Dr. Alyssa Musgrove
Spending hard-earned money on groceries that never actually reach your plate is like throwing away cash. Because most of us do not have the time to visit grocery stores or farmers markets daily to get fresh produce, we tend to buy produce all at once, which can lead to early spoiling if we don’t utilize proper storage techniques. For example, refrigeration causes some foods to spoil faster. Other types of produce should be ripened at room temperature to reach their best taste potential. What follows are some helpful guidelines for keeping your food fresher, longer, as well as tips and tricks to enjoy maximum flavor.
- For gradual ripening, keep fruits separated. Fruits release ethylene gases during the ripening process, which can cause other produce to ripen more rapidly.
- The following fruits are best ripened on the counter first, then refrigerated: kiwi, nectarine, peach, pear, and plum.
- Storing bananas in the refrigerator can disrupt the ripening process. Once refrigerated, a banana may never be able to resume the ripening process if returned to room temperature.

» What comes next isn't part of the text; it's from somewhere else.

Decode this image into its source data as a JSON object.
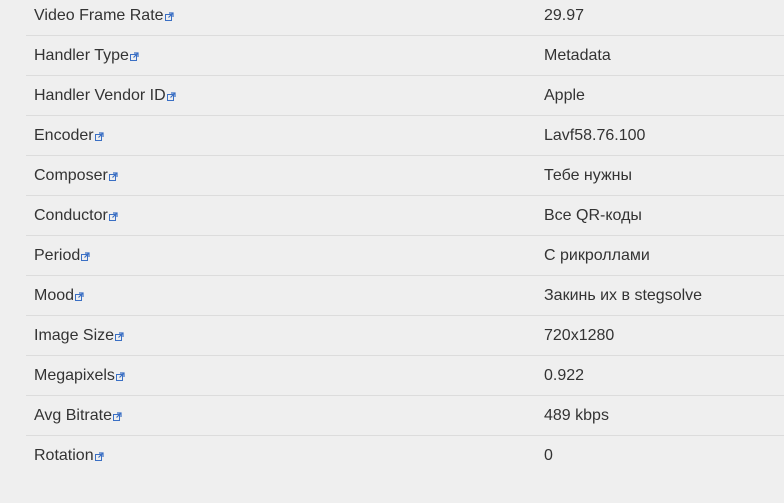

If your bananas are turning bad, cut up, freeze and use in smoothies or for banana bread.
- Refrigeration shuts down the ripening enzymes in avocados, so unless you want to stop the ripening process, keep avocados on the counter.
- To ripen avocados quickly, put the un-ripened avocado in a brown paper bag. Be sure to fold the top over to close the bag, and then check the bag daily to remove ripened ones. This ripening trick also works for tomatoes.

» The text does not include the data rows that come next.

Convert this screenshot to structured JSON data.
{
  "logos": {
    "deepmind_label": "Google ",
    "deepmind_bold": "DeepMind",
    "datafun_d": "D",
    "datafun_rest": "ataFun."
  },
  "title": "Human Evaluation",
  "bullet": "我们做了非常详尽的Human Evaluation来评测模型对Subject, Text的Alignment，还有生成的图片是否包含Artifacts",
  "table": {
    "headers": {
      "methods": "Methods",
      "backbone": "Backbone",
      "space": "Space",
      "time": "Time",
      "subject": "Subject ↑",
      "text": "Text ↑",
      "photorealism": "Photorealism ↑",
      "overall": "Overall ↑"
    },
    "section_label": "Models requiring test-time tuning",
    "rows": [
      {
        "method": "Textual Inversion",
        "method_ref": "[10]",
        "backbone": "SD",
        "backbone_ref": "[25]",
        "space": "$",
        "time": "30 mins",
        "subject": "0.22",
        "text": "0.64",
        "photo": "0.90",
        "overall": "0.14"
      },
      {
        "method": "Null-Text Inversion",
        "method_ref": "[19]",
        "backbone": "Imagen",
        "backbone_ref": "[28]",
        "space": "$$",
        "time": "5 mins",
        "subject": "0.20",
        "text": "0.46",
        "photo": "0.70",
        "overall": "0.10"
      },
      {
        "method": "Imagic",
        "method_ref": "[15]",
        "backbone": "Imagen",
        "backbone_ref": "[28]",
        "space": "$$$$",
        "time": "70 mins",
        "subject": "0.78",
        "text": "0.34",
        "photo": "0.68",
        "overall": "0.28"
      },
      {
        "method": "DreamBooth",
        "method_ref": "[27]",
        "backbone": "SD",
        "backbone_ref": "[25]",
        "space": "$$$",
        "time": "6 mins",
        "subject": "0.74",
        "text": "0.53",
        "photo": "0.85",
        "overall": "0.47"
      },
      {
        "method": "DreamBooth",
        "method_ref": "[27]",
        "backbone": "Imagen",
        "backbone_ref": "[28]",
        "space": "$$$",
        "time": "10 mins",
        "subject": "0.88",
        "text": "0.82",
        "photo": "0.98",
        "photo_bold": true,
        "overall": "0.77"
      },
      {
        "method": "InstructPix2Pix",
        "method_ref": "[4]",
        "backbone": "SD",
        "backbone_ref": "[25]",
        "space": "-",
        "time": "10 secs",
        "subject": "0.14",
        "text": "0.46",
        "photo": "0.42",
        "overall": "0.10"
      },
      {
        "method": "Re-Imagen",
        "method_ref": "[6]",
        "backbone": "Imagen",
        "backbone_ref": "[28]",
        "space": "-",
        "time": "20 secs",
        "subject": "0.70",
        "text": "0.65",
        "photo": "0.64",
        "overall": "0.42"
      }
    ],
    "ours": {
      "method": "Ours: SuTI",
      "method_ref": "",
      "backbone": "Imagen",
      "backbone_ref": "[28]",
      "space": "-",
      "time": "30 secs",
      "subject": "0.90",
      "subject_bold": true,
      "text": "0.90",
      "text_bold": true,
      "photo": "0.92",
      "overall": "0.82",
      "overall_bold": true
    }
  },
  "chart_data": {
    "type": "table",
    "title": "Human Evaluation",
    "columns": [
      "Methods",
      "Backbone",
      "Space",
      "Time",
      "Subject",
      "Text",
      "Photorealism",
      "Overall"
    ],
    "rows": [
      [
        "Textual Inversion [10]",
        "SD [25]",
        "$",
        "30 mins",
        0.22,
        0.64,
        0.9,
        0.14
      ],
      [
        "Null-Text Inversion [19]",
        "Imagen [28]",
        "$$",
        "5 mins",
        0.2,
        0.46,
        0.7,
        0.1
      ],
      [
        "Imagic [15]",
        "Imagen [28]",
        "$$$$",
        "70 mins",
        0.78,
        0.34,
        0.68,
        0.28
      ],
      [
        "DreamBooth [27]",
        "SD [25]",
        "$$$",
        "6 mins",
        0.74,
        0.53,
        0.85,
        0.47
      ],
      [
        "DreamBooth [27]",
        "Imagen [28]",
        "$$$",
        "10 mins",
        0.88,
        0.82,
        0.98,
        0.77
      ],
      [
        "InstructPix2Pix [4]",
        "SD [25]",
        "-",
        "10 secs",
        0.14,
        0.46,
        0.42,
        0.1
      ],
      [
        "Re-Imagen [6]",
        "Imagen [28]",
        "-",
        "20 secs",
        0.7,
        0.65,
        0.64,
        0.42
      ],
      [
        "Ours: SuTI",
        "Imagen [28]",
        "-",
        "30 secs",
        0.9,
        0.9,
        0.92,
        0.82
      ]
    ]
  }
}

- Apples lose flavor and texture when refrigerated, so if you prefer eating apples cold, place them in the fridge 30 minutes before eating.
- Avoid washing berries until right before you eat them, as wetness encourages mold growth. Berries can be refrigerated in a drawer uncovered or in a vented container.
- To keep your pineapple longer, cut the leafy top off and store the pineapple upside down. This also helps redistribute sugars that sink to the bottom during shipping and transport.
- Lemons can be stored in a bowl full of water in the fridge in order to get the longest shelf life.
- Winter squash, butternut squash, acorn squash and pumpkins should all be stored at room temperature.
- When exposed to cold temperatures, the starch in sweet potatoes turns to sugar, disrupting their flavor and texture – and increasing their overall sugar content. Store sweet potatoes, yams, and regular potatoes in a cool dark area of the kitchen or pantry for the longest shelf life, up to 2 months in a paper bag!
- Tomatoes lose flavor and become mushy when refrigerated. Spread them out on the counter, out of direct sunlight for even ripening, as well as better taste and texture.
- To get the longest shelf life for onions, place them in a paper bag, and store them in a cool, dark cabinet.
- Garlic will last up to 4 months if stored away from heat and light. The pantry is a great location.
- Ideally, leafy greens should be consumed within 1 to 2 days of purchase to ensure you are getting the most nutrients. You can extend the shelf life by wrapping unwashed leaves in a paper towel. (The towel will absorb any excess moisture and prevent soggy rotten leaves.) After wrapping the unwashed greens in a paper towel, put them in a plastic bag and store them in your fridge.
- Asparagus should be stored upright in the refrigerator with a damp towel wrapped around the base or upright in a cup with the stems in an inch of water.
- Celery should be kept in the front of the refrigerator where it is less likely to freeze. Or you can cut celery and submerge in a tall cup of water.
Coffee and Herbs
- Coffee is best stored at room temperature in order to allow the natural oils of the coffee bean to activate its powerful aromatic scent. Be aware that coffee can also absorb odors from other foods in your fridge or freezer.
- Wrap rosemary, thyme, parsley, and cilantro in a moist paper towel, place in air-tight containers and refrigerate for up to ten days.
- Basil is best kept on the countertop with the stems in water and the top lightly covered with plastic.
Finally, remove pesticide residue from your produce by mixing one tablespoon of apple cider vinegar to one cup of water, and soak desired fruit or vegetable. Stir periodically for five minutes before draining, rinsing, and using.
These storage tips will help keep your fruit and vegetable purchases fresher longer so you get your full money’s worth.
Pathways to Healing specializes in holistic chiropractic care. Dr. Alyssa Musgrove draws on a variety of techniques, including chiropractic, kinesiology, nutrition, food allergy testing and lifestyle counseling to assist clients in achieving optimal health and wellness in one setting. Pathways to Healing is located at 1022 Founders Row, Lake Oconee Village, Greensboro. The office can be reached at 706-454-2040.